Accelerated time to surgery – within an average of 6 hours after a hip fracture diagnosis – resulted in a lower risk of delirium and urinary tract infections, moderate to severe pain, faster mobilization, and a shorter length of hospital stay compared to standard care – when surgery occurred an average of 24 hours after a hip fracture diagnosis, according to researchers.
The HIP Fracture Accelerated Surgical TreaTment And Care tracK (HIP ATTACK) Trial, presented recently at the Orthopaedic Research Society (ORS) 2020 Annual Meeting and published in The Lancet, was led by researchers of the Population Health Research Institute (PHRI) of McMaster University and Hamilton Health Sciences (HHS) in Hamilton, Canada. HIP ATTACK involved 2,970 people at 69 sites in 17 countries, according to a media release from Population Health Research Institute.

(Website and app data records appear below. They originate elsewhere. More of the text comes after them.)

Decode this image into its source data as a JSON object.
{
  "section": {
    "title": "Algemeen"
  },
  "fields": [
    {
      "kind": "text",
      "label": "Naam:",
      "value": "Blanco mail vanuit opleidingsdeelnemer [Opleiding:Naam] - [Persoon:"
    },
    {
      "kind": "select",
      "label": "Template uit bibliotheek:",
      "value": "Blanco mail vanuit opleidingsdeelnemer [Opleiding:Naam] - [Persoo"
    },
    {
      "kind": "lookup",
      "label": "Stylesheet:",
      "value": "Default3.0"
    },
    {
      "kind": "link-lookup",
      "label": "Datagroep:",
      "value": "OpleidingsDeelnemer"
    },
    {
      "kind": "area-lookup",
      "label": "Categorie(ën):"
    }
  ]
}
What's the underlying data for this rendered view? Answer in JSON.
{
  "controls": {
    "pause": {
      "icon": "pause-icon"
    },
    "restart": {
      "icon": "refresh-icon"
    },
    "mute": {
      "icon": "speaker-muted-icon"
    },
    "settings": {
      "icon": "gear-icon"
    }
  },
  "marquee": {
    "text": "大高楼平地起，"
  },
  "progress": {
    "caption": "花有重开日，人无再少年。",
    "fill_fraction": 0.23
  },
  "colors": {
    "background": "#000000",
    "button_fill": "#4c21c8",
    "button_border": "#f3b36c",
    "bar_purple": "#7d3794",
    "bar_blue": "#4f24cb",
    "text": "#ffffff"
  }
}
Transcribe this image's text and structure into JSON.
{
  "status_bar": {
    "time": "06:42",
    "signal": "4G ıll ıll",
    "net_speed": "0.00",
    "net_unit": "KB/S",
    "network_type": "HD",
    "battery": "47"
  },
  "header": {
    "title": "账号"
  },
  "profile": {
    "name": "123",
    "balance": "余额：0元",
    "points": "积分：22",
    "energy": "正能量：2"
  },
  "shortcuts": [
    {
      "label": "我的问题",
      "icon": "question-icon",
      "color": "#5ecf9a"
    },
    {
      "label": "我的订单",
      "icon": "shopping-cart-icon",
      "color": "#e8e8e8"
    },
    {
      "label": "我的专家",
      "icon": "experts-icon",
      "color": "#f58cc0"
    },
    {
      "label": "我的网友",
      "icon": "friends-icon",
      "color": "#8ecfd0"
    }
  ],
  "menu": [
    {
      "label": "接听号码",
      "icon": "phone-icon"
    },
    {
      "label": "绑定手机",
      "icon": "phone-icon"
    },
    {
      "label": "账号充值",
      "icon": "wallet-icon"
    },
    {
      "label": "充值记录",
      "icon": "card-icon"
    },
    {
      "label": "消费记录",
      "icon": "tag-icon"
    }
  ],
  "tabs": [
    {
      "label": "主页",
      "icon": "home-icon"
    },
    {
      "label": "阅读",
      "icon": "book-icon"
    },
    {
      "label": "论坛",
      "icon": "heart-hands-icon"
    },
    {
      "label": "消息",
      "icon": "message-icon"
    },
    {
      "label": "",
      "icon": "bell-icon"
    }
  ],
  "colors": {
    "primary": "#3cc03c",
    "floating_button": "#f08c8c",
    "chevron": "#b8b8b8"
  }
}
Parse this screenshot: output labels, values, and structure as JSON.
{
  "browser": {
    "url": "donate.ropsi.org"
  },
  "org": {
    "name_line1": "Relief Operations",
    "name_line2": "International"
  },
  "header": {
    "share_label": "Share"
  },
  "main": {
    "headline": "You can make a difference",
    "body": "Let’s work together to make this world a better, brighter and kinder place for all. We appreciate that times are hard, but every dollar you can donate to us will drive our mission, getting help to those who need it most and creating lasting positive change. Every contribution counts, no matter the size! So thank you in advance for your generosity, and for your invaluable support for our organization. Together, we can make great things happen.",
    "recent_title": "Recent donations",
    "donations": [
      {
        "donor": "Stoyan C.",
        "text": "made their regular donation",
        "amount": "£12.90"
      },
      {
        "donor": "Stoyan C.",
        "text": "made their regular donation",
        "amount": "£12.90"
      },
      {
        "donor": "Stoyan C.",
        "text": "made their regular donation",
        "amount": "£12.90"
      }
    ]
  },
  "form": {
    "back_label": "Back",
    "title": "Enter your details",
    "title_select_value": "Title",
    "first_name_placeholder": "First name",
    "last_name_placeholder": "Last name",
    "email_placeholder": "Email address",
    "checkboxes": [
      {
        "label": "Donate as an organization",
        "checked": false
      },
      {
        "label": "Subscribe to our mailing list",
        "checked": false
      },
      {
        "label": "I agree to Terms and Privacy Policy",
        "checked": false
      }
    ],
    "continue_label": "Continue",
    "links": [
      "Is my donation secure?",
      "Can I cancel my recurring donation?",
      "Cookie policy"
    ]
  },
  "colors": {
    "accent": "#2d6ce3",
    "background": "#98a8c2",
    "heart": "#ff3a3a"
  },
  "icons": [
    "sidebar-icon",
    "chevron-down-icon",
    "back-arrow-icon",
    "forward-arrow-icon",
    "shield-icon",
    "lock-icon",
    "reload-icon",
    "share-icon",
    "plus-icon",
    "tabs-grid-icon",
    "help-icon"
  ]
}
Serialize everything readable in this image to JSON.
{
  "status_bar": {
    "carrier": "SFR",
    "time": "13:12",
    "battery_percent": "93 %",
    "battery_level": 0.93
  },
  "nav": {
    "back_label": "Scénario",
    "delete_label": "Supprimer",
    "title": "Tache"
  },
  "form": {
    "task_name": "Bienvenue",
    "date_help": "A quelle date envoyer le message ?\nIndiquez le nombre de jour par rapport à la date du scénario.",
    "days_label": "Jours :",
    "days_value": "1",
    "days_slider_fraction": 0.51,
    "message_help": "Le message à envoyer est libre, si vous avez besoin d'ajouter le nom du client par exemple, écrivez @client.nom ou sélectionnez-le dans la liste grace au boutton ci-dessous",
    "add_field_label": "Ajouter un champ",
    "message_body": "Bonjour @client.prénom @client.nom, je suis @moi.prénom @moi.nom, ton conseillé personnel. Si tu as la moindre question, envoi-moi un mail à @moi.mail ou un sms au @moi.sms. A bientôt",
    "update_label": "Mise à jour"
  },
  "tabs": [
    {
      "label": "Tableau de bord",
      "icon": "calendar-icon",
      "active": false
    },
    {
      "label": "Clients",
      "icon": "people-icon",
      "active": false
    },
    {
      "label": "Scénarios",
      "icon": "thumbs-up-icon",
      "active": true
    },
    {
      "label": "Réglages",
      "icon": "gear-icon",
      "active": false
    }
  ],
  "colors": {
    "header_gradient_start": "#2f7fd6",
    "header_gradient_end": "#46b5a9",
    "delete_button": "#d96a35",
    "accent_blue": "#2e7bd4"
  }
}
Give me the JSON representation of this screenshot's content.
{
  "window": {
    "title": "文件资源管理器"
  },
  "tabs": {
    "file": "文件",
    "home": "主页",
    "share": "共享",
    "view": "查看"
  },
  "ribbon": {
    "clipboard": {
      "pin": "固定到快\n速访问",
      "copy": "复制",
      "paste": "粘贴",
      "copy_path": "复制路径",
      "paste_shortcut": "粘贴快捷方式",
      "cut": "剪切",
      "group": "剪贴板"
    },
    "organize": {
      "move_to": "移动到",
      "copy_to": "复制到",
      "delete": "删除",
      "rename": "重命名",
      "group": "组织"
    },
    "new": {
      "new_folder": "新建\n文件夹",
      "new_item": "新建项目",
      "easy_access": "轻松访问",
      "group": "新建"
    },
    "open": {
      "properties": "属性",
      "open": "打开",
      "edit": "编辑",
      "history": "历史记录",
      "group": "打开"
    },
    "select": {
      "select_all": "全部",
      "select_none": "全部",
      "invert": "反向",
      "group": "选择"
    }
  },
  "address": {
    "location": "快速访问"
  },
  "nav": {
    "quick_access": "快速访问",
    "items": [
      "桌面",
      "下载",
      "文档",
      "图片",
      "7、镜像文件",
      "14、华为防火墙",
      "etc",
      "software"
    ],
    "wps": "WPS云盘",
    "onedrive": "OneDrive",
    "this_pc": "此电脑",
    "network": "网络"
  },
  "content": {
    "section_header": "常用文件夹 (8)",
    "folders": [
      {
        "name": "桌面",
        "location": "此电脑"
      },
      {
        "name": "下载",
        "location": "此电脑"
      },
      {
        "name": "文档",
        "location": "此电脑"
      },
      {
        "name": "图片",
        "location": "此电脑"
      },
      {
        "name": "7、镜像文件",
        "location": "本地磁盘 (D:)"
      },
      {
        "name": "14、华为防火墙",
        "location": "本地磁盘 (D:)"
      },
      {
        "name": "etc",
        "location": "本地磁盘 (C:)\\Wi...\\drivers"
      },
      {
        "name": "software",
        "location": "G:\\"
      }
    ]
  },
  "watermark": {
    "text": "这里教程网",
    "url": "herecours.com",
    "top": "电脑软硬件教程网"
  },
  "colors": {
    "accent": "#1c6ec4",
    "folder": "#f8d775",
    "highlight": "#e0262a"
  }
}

Ten years ago, Dr PJ Devereaux – principal investigator of the HIP ATTACK trial, as well as senior scientific lead of PHRI’s perioperative and surgery program, professor of medicine at McMaster, and cardiologist with HHS – was consulted to manage a 73-year-old female with a hip fracture who also had an elevated blood test (troponin) demonstrating heart injury. The referring doctor told Devereaux the patient’s heart issue had to be treated before surgery for her hip fracture could occur. Despite the best of intentions, with the medical treatment Devereaux provided based on current practice at that time, the patient died before she was able to undergo surgery for her hip fracture.
Upon reflecting on this case, Devereaux wondered if the prevailing dogma regarding the need to medically optimize patients before hip fracture surgery was the wrong approach. He contacted Dr Mohit Bhandari, co-principal investigator of HIP ATTACK and an orthopedic surgeon in Hamilton, to get his perspective on the case.
Bhandari told Devereaux that observational studies suggested that shorter time to surgery may prevent death and major complications in patients with a hip fracture. Based on this evidence, they initiated a large randomized controlled trial to understand the effects of accelerated surgery in patients with a hip fracture, the release explains.
Accelerated surgery did not result in a reduction in death or a collection of major complications. However, patients randomized to accelerated surgery had a lower risk of delirium, urinary tract infection, moderate to severe pain, and were faster to stand, mobilize, and go home compared to patients randomized to standard care.
Among patients who had an elevated blood test (troponin) demonstrating heart injury when they presented to the hospital with their hip fracture, accelerated surgery lowered the risk of death compared to standard care.
“Patients find waiting for hip fracture surgery undesirable because they are forced to lie flat in a bed, go without food, and they are either in pain or receiving pain medications that commonly have negative side effects,” Bhandari notes.
“The lower risk of death with accelerated surgery, in patients who had evidence of a heart injury at the time of hospital admission, challenges the dogma of medical optimization before surgery. Further research should explore the benefits of accelerated surgery in this high-risk group,” Devereaux concludes, in the release.
[Source(s): Population Health Research Institute, PR Newswire]